:: About this exercise ::
Among the records that follow, count the lines with the string "JSON"; report only that count.

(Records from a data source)
....................

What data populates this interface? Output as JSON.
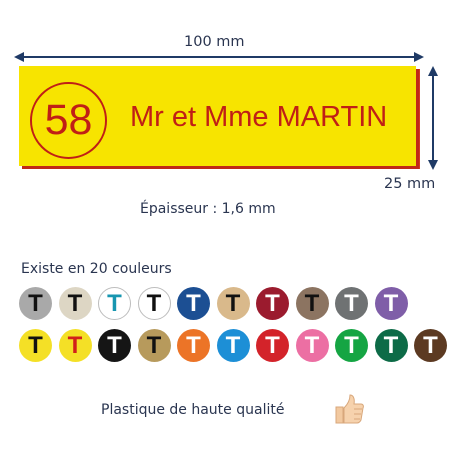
{
  "dimensions": {
    "width_label": "100 mm",
    "height_label": "25 mm",
    "thickness_label": "Épaisseur : 1,6 mm"
  },
  "plate": {
    "number": "58",
    "name": "Mr et Mme MARTIN",
    "background_color": "#f7e400",
    "text_color": "#c01f16"
  },
  "colors": {
    "heading": "Existe en 20 couleurs",
    "row1": [
      {
        "letter": "T",
        "bg": "#a9a9a9",
        "fg": "#111111"
      },
      {
        "letter": "T",
        "bg": "#ddd6c4",
        "fg": "#111111"
      },
      {
        "letter": "T",
        "bg": "#ffffff",
        "fg": "#1796b0"
      },
      {
        "letter": "T",
        "bg": "#ffffff",
        "fg": "#111111"
      },
      {
        "letter": "T",
        "bg": "#1c4f93",
        "fg": "#ffffff"
      },
      {
        "letter": "T",
        "bg": "#d9b98b",
        "fg": "#111111"
      },
      {
        "letter": "T",
        "bg": "#9b1b2e",
        "fg": "#ffffff"
      },
      {
        "letter": "T",
        "bg": "#8c7461",
        "fg": "#111111"
      },
      {
        "letter": "T",
        "bg": "#6f7273",
        "fg": "#ffffff"
      },
      {
        "letter": "T",
        "bg": "#7f5ea8",
        "fg": "#ffffff"
      }
    ],
    "row2": [
      {
        "letter": "T",
        "bg": "#f4e026",
        "fg": "#111111"
      },
      {
        "letter": "T",
        "bg": "#f4e026",
        "fg": "#d1201a"
      },
      {
        "letter": "T",
        "bg": "#151515",
        "fg": "#ffffff"
      },
      {
        "letter": "T",
        "bg": "#b79a5c",
        "fg": "#111111"
      },
      {
        "letter": "T",
        "bg": "#ec7427",
        "fg": "#ffffff"
      },
      {
        "letter": "T",
        "bg": "#1d8fd6",
        "fg": "#ffffff"
      },
      {
        "letter": "T",
        "bg": "#d3232a",
        "fg": "#ffffff"
      },
      {
        "letter": "T",
        "bg": "#ec6fa3",
        "fg": "#ffffff"
      },
      {
        "letter": "T",
        "bg": "#15a543",
        "fg": "#ffffff"
      },
      {
        "letter": "T",
        "bg": "#0d6b47",
        "fg": "#ffffff"
      },
      {
        "letter": "T",
        "bg": "#5c3a22",
        "fg": "#ffffff"
      }
    ]
  },
  "footer": {
    "quality_label": "Plastique de haute qualité",
    "icon": "thumbs-up-icon"
  }
}
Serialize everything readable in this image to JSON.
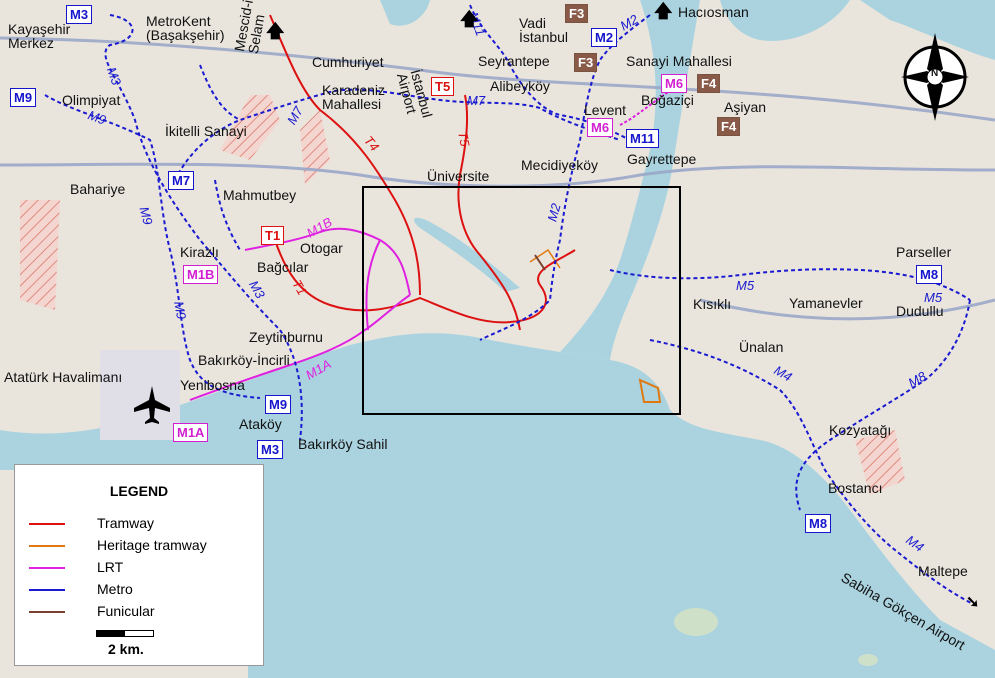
{
  "map_labels": {
    "kayasehir": "Kayaşehir\nMerkez",
    "metrokent": "MetroKent\n(Başakşehir)",
    "mescidi_selam": "Mescid-i\nSelam",
    "istanbul_airport": "İstanbul\nAirport",
    "vadi_istanbul": "Vadi\nİstanbul",
    "haciosman": "Hacıosman",
    "cumhuriyet": "Cumhuriyet",
    "seyrantepe": "Seyrantepe",
    "sanayi_mahallesi": "Sanayi Mahallesi",
    "olimpiyat": "Olimpiyat",
    "karadeniz": "Karadeniz\nMahallesi",
    "alibeykoy": "Alibeyköy",
    "bogazici": "Boğaziçi",
    "asiyan": "Aşiyan",
    "levent": "Levent",
    "ikitelli": "İkitelli Sanayi",
    "gayrettepe": "Gayrettepe",
    "universite": "Üniversite",
    "mecidiyekoy": "Mecidiyeköy",
    "bahariye": "Bahariye",
    "mahmutbey": "Mahmutbey",
    "kirazli": "Kirazlı",
    "otogar": "Otogar",
    "bagcilar": "Bağcılar",
    "parseller": "Parseller",
    "kisikli": "Kısıklı",
    "yamanevler": "Yamanevler",
    "dudullu": "Dudullu",
    "zeytinburnu": "Zeytinburnu",
    "unalan": "Ünalan",
    "bakirkoy_incirli": "Bakırköy-İncirli",
    "ataturk_havalimani": "Atatürk Havalimanı",
    "yenibosna": "Yenibosna",
    "atakoy": "Ataköy",
    "bakirkoy_sahil": "Bakırköy Sahil",
    "kozyatagi": "Kozyatağı",
    "bostanci": "Bostancı",
    "maltepe": "Maltepe",
    "sabiha": "Sabiha Gökçen Airport"
  },
  "badges": {
    "m3_top": "M3",
    "m9_left": "M9",
    "m7_left": "M7",
    "t5": "T5",
    "m7_t": "M7",
    "f3_top": "F3",
    "m2_top": "M2",
    "f3_b": "F3",
    "m6_top": "M6",
    "f4_top": "F4",
    "m6_lev": "M6",
    "m11": "M11",
    "f4_b": "F4",
    "t1": "T1",
    "m1b_otogar": "M1B",
    "m1b_left": "M1B",
    "m8_right": "M8",
    "m9_bottom": "M9",
    "m1a": "M1A",
    "m3_bottom": "M3",
    "m8_bottom": "M8"
  },
  "line_tags": {
    "m11": "M11",
    "m2": "M2",
    "m3": "M3",
    "m9": "M9",
    "m7": "M7",
    "t4": "T4",
    "t5": "T5",
    "m1b": "M1B",
    "t1": "T1",
    "m1a": "M1A",
    "m5": "M5",
    "m4": "M4",
    "m8": "M8",
    "m5b": "M5",
    "m4b": "M4",
    "m2b": "M2",
    "m3b": "M3",
    "m9b": "M9",
    "m7b": "M7"
  },
  "legend": {
    "title": "LEGEND",
    "items": [
      {
        "label": "Tramway",
        "color": "#dd1111"
      },
      {
        "label": "Heritage tramway",
        "color": "#e07a10"
      },
      {
        "label": "LRT",
        "color": "#e020e0"
      },
      {
        "label": "Metro",
        "color": "#1a1ad0"
      },
      {
        "label": "Funicular",
        "color": "#7a4030"
      }
    ],
    "scale_label": "2 km."
  },
  "arrow_glyph": "🡅",
  "compass_letter": "N",
  "colors": {
    "sea": "#aad3df",
    "land": "#e8e4dc",
    "tram": "#dd1111",
    "lrt": "#e020e0",
    "metro": "#1a1ad0",
    "funicular": "#7a4030",
    "heritage": "#e07a10"
  }
}
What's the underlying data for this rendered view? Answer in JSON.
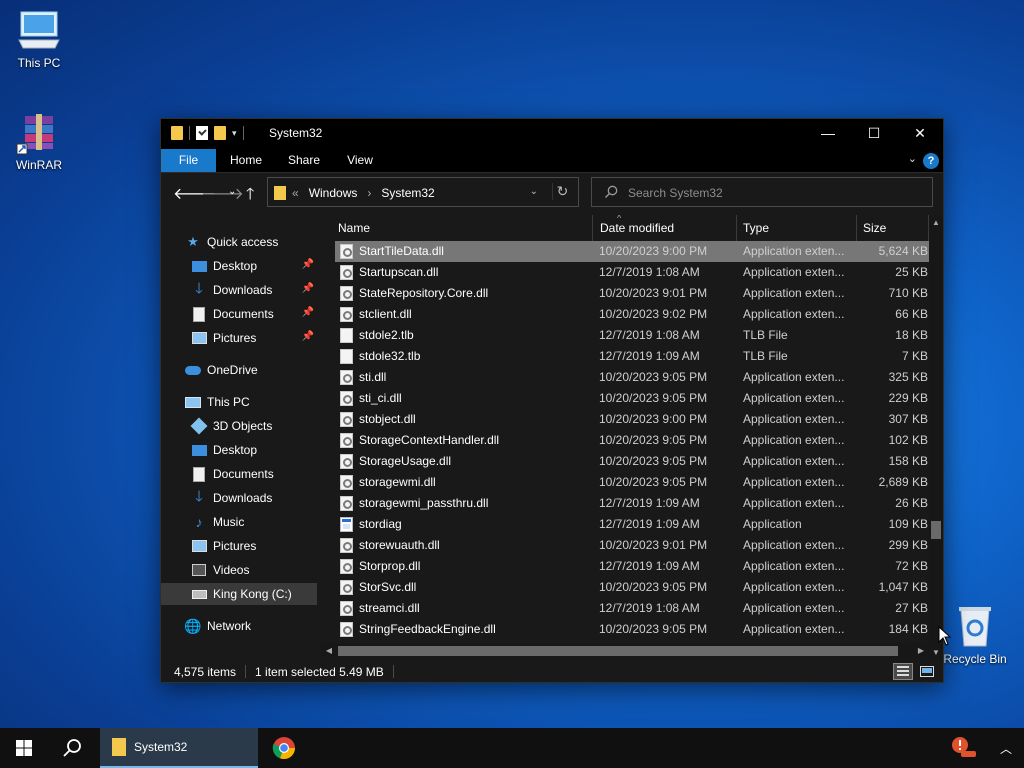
{
  "desktop": {
    "icons": [
      {
        "label": "This PC",
        "icon": "computer-icon"
      },
      {
        "label": "WinRAR",
        "icon": "winrar-books-icon"
      },
      {
        "label": "Recycle Bin",
        "icon": "recycle-bin-icon"
      }
    ]
  },
  "window": {
    "title": "System32",
    "controls": {
      "minimize": "—",
      "maximize": "☐",
      "close": "✕"
    },
    "ribbon": {
      "tabs": [
        "File",
        "Home",
        "Share",
        "View"
      ],
      "help": "?"
    },
    "address": {
      "overflow": "«",
      "crumbs": [
        "Windows",
        "System32"
      ],
      "separator": "›"
    },
    "search": {
      "placeholder": "Search System32"
    },
    "nav": {
      "quick_access": "Quick access",
      "quick_items": [
        "Desktop",
        "Downloads",
        "Documents",
        "Pictures"
      ],
      "onedrive": "OneDrive",
      "this_pc": "This PC",
      "pc_items": [
        "3D Objects",
        "Desktop",
        "Documents",
        "Downloads",
        "Music",
        "Pictures",
        "Videos"
      ],
      "drive": "King Kong  (C:)",
      "network": "Network"
    },
    "columns": {
      "name": "Name",
      "date": "Date modified",
      "type": "Type",
      "size": "Size"
    },
    "files": [
      {
        "name": "StartTileData.dll",
        "date": "10/20/2023 9:00 PM",
        "type": "Application exten...",
        "size": "5,624 KB",
        "icon": "dll",
        "selected": true
      },
      {
        "name": "Startupscan.dll",
        "date": "12/7/2019 1:08 AM",
        "type": "Application exten...",
        "size": "25 KB",
        "icon": "dll"
      },
      {
        "name": "StateRepository.Core.dll",
        "date": "10/20/2023 9:01 PM",
        "type": "Application exten...",
        "size": "710 KB",
        "icon": "dll"
      },
      {
        "name": "stclient.dll",
        "date": "10/20/2023 9:02 PM",
        "type": "Application exten...",
        "size": "66 KB",
        "icon": "dll"
      },
      {
        "name": "stdole2.tlb",
        "date": "12/7/2019 1:08 AM",
        "type": "TLB File",
        "size": "18 KB",
        "icon": "file"
      },
      {
        "name": "stdole32.tlb",
        "date": "12/7/2019 1:09 AM",
        "type": "TLB File",
        "size": "7 KB",
        "icon": "file"
      },
      {
        "name": "sti.dll",
        "date": "10/20/2023 9:05 PM",
        "type": "Application exten...",
        "size": "325 KB",
        "icon": "dll"
      },
      {
        "name": "sti_ci.dll",
        "date": "10/20/2023 9:05 PM",
        "type": "Application exten...",
        "size": "229 KB",
        "icon": "dll"
      },
      {
        "name": "stobject.dll",
        "date": "10/20/2023 9:00 PM",
        "type": "Application exten...",
        "size": "307 KB",
        "icon": "dll"
      },
      {
        "name": "StorageContextHandler.dll",
        "date": "10/20/2023 9:05 PM",
        "type": "Application exten...",
        "size": "102 KB",
        "icon": "dll"
      },
      {
        "name": "StorageUsage.dll",
        "date": "10/20/2023 9:05 PM",
        "type": "Application exten...",
        "size": "158 KB",
        "icon": "dll"
      },
      {
        "name": "storagewmi.dll",
        "date": "10/20/2023 9:05 PM",
        "type": "Application exten...",
        "size": "2,689 KB",
        "icon": "dll"
      },
      {
        "name": "storagewmi_passthru.dll",
        "date": "12/7/2019 1:09 AM",
        "type": "Application exten...",
        "size": "26 KB",
        "icon": "dll"
      },
      {
        "name": "stordiag",
        "date": "12/7/2019 1:09 AM",
        "type": "Application",
        "size": "109 KB",
        "icon": "app"
      },
      {
        "name": "storewuauth.dll",
        "date": "10/20/2023 9:01 PM",
        "type": "Application exten...",
        "size": "299 KB",
        "icon": "dll"
      },
      {
        "name": "Storprop.dll",
        "date": "12/7/2019 1:09 AM",
        "type": "Application exten...",
        "size": "72 KB",
        "icon": "dll"
      },
      {
        "name": "StorSvc.dll",
        "date": "10/20/2023 9:05 PM",
        "type": "Application exten...",
        "size": "1,047 KB",
        "icon": "dll"
      },
      {
        "name": "streamci.dll",
        "date": "12/7/2019 1:08 AM",
        "type": "Application exten...",
        "size": "27 KB",
        "icon": "dll"
      },
      {
        "name": "StringFeedbackEngine.dll",
        "date": "10/20/2023 9:05 PM",
        "type": "Application exten...",
        "size": "184 KB",
        "icon": "dll"
      }
    ],
    "status": {
      "count": "4,575 items",
      "selection": "1 item selected  5.49 MB"
    }
  },
  "taskbar": {
    "open_window": "System32",
    "accent": "#76b9ed"
  }
}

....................

:: Result for this task ::
3